There are many factors that can contribute to learning problems. Some children experience difficulty in school because they are not visually ready to learn. If a child’s visual abilities are underdeveloped, they may mistakenly be labeled as learning disabled or as having Attention Deficit Disorder (ADD). In fact, the underlying problem for many of these children may be an undetected and untreated vision problem. Studies have shown that at least 20% of school-aged children suffer from eye teaming or focusing issues that make it difficult to remain on task for long periods of time.

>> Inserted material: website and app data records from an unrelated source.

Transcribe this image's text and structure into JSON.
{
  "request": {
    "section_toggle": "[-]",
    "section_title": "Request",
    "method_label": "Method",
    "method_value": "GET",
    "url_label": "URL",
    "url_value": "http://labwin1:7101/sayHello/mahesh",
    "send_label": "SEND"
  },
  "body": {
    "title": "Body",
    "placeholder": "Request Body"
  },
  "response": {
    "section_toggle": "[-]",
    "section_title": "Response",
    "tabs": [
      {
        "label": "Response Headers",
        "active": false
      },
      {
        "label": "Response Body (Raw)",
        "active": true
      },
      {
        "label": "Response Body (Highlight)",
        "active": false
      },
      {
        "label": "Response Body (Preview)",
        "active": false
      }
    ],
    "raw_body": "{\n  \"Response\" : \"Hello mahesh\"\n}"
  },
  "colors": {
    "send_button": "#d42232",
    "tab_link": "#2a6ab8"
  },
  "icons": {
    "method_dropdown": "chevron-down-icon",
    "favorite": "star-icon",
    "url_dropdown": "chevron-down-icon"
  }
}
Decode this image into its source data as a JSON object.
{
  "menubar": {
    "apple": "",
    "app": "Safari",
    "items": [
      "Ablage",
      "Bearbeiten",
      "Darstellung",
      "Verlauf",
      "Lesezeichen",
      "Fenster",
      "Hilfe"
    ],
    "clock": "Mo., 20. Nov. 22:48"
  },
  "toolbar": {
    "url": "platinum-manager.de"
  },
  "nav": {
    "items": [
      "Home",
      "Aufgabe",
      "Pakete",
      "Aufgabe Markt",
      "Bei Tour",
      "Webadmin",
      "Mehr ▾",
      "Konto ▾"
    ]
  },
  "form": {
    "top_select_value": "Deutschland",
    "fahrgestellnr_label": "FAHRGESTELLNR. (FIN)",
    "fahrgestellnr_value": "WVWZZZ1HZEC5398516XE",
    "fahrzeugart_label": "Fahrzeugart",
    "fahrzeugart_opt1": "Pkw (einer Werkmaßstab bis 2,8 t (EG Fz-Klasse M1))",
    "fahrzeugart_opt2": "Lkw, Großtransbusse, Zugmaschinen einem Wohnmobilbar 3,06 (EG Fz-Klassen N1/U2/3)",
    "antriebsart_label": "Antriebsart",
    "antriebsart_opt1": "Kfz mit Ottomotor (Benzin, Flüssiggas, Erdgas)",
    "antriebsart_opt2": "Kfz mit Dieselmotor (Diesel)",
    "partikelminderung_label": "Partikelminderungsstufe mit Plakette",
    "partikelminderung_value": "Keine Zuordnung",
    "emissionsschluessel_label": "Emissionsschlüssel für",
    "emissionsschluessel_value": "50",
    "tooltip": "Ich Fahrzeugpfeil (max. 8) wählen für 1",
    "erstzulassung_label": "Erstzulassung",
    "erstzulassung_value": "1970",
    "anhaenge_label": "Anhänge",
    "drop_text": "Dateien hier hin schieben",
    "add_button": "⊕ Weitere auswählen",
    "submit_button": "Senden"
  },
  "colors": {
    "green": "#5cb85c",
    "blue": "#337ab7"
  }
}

Patients who struggle using their eyes together face unique challenges such as double/blurry vision or perceiving stationary words as “jumping around the page”. These symptoms cause a great deal of eyestrain and children with these symptoms often are unaware that what they are experiencing is not normal. Oftentimes this means children try to adapt to the challenges imposed by these conditions alone rather than bringing them to adults or doctors. The most common way this adaptation presents is through avoidance which can include daydreaming, getting a drink, going to the bathroom, being disruptive, talking to others around them, etc. Unfortunately, parents and teachers are not trained to recognize the differences and many patients are misdiagnosed. That is why it is critical if your child has these symptoms or have been diagnosed with ADD/ADHD, that they have their vision evaluated by a developmental optometrist.